Esta semana leímos “Passions, Strengths and Self Esteem!” el cual es el último libro de su serie de libros para la secundaria.

Igual que sucede en sus otros libros, todos los puntos importantes se ilustran con historias verdaderas de la doctora y sus amigos cuando eran jóvenes y estaban creciendo durante la década de los años ochenta. A través del uso de ejemplos, la Dra. Katz explica su punto de vista a los lectores, y más tarde les da todas las herramientas para superar los problemas expuestos.

En este libro, ella trabaja sobre el modelo de las “llaves” y explica tres llaves para ayudar a los jóvenes:

  • La “Llave de la identificación” está diseñada para ayudar al lector o lectora a identificar dónde se encuentra hoy; cuáles son sus problemas y qué necesita hacer para mejorar.
  • La “Llave del núcleo interno” nos ayuda a identificar cuáles son nuestras fortalezas, nuestros sueños y nuestras pasiones.
  • Finalmente, la “Llave a la acción” nos ayuda a poner todo junto y a empezar a trabajar para mejorar nuestras vidas.

El libro está lleno de cuestionarios y herramientas para ayudar a los niños a conocerse mejor. A mí me gusto especialmente el ejercicio del círculo de la identificación.

Los problemas con los que Dra. Katz nos ayuda no son exclusivos de los niños y los jóvenes: estos son asuntos con los que todos nosotros luchamos todos los días.

Se ha comprobado una y otra vez en diferentes países y estudios que el éxito no depende solamente del conocimiento y de nuestras habilidades técnicas. El éxito depende en gran medida de nuestra estabilidad emocional y nuestra habilidad para manejar los problemas en nuestras vidas, mientras mantenemos una auto estima balanceada.

Si les podemos dar estas herramientas a nuestros hijos hoy, en lugar de esperar a que sean adultos con problemas, les estaremos ayudando a lograr sus sueños más rápidamente.

Los libros de la Dra. Katz son recomendados por el Ministerio de Educación de su país, y en mi opinión, deberían de ser recomendados por los Ministerios de Educación de todos los países.

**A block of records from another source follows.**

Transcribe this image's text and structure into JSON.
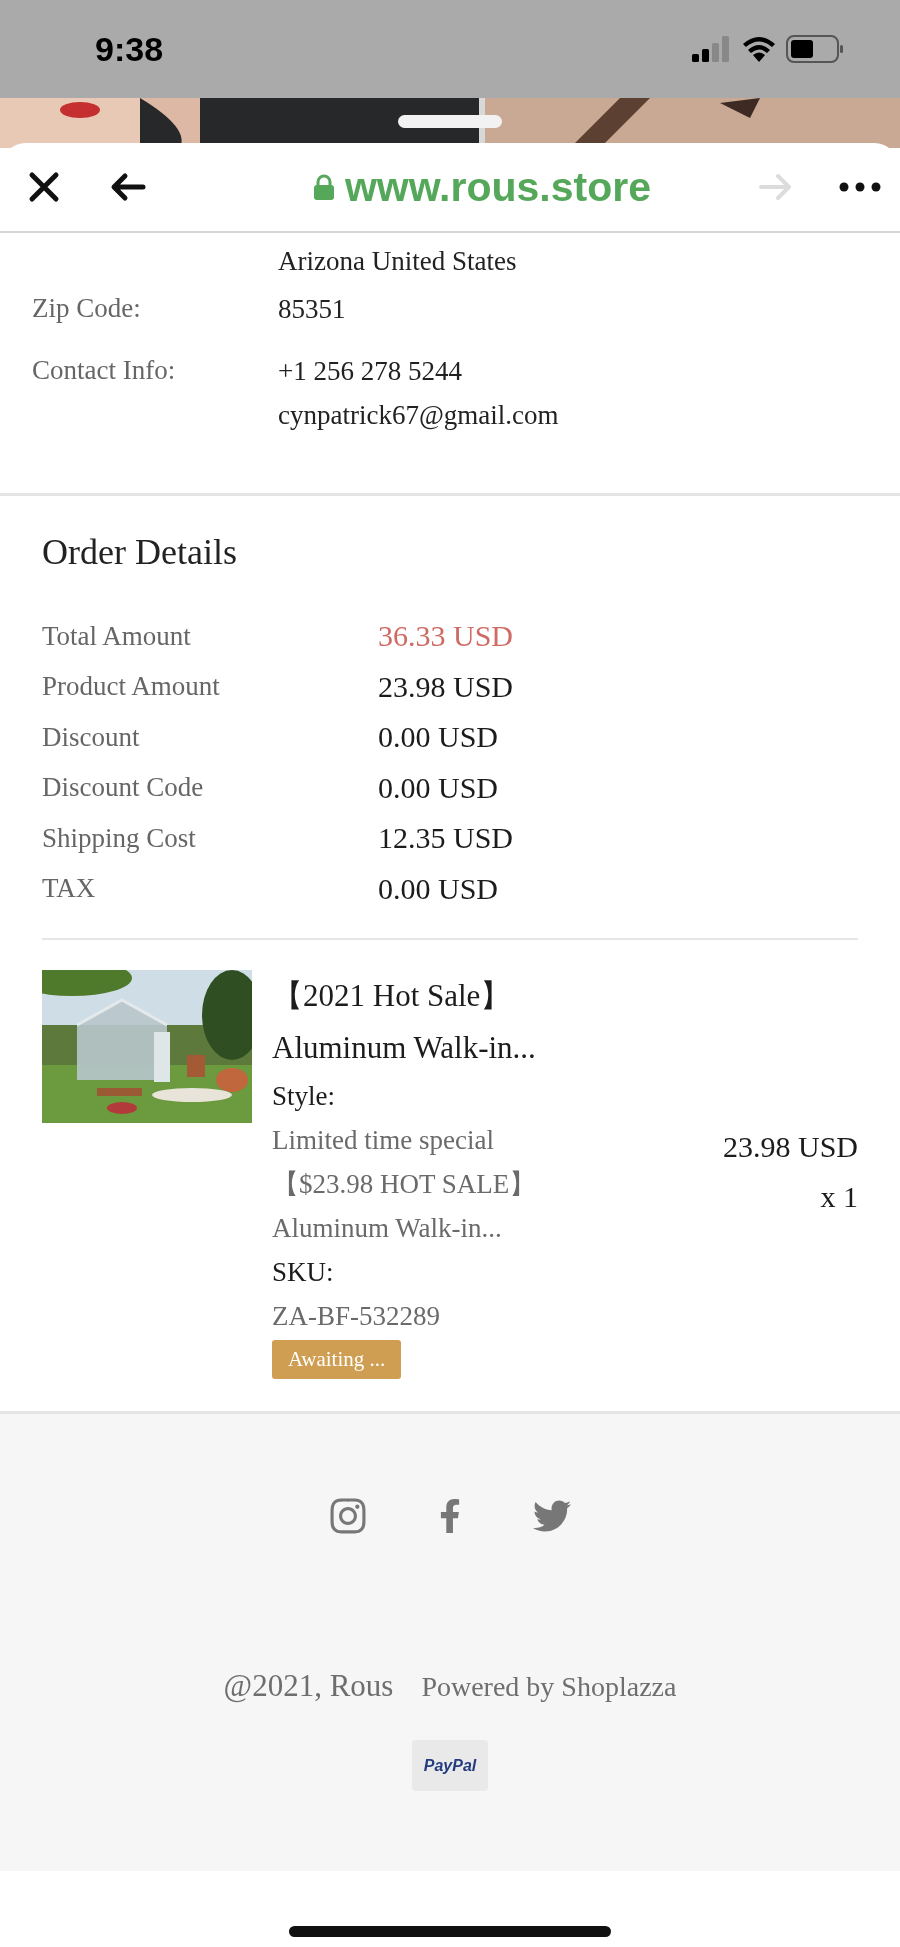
{
  "status_bar": {
    "time": "9:38"
  },
  "browser": {
    "url": "www.rous.store",
    "forward_disabled": true
  },
  "address": {
    "rows": [
      {
        "lines": [
          "Arizona United States"
        ]
      },
      {
        "label": "Zip Code:",
        "lines": [
          "85351"
        ]
      },
      {
        "label": "Contact Info:",
        "lines": [
          "+1 256 278 5244",
          "cynpatrick67@gmail.com"
        ]
      }
    ]
  },
  "order_details": {
    "title": "Order Details",
    "rows": [
      {
        "label": "Total Amount",
        "value": "36.33 USD",
        "emphasis": true
      },
      {
        "label": "Product Amount",
        "value": "23.98 USD",
        "emphasis": false
      },
      {
        "label": "Discount",
        "value": "0.00 USD",
        "emphasis": false
      },
      {
        "label": "Discount Code",
        "value": "0.00 USD",
        "emphasis": false
      },
      {
        "label": "Shipping Cost",
        "value": "12.35 USD",
        "emphasis": false
      },
      {
        "label": "TAX",
        "value": "0.00 USD",
        "emphasis": false
      }
    ]
  },
  "product": {
    "title_lines": [
      "【2021 Hot Sale】",
      "Aluminum Walk-in..."
    ],
    "style_label": "Style:",
    "style_lines": [
      "Limited time special",
      "【$23.98 HOT SALE】",
      "Aluminum Walk-in..."
    ],
    "sku_label": "SKU:",
    "sku": "ZA-BF-532289",
    "status": "Awaiting ...",
    "price": "23.98 USD",
    "quantity": "x 1"
  },
  "footer": {
    "copyright": "@2021, Rous",
    "powered_by": "Powered by Shoplazza",
    "payment": "PayPal"
  }
}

Recomiendo ampliamente sus libros a cualquier persona que tenga hijos pequeños o adolescentes, aún si no tienen síntomas de estar padeciendo en la escuela.

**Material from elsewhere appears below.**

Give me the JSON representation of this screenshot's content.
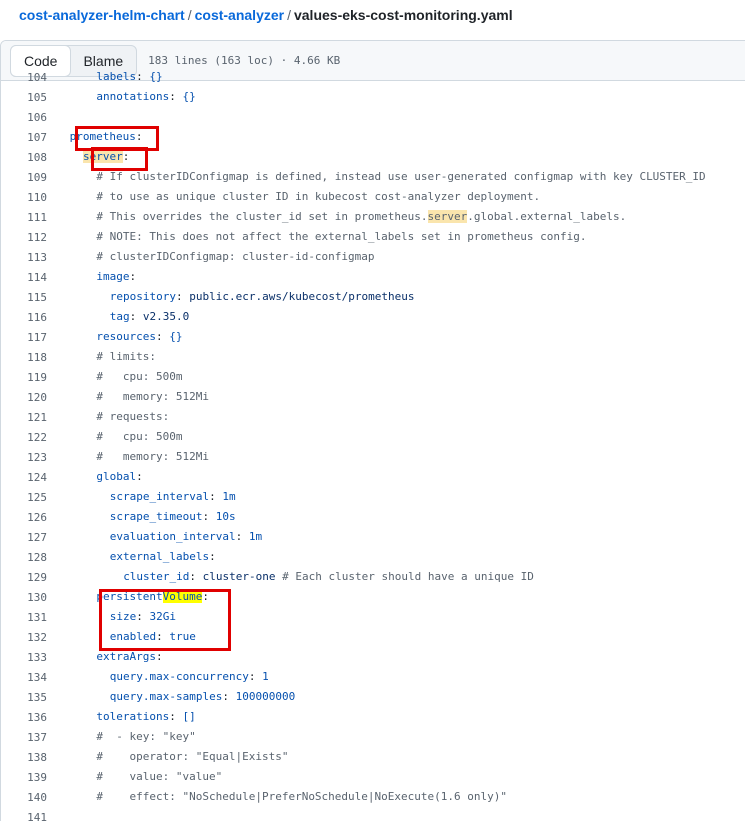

Si solamente leyeran un libro de la serie, recomiendo empezar con este, ya que está lleno de excelentes herramientas y consejos.

Puedes comprar el libro de la Dra. Katz en Amazon, presionando aquí.

La misión de Publica tu ebook es ayudarte a que tu libro electrónico alcance mayores mercados a través de nuestros servicios de traducción, asesoría, mercadotecnia, edición, diseño gráfico y otros. Búscanos en www.publicatuebook.ca o en joe@publicatuebook.ca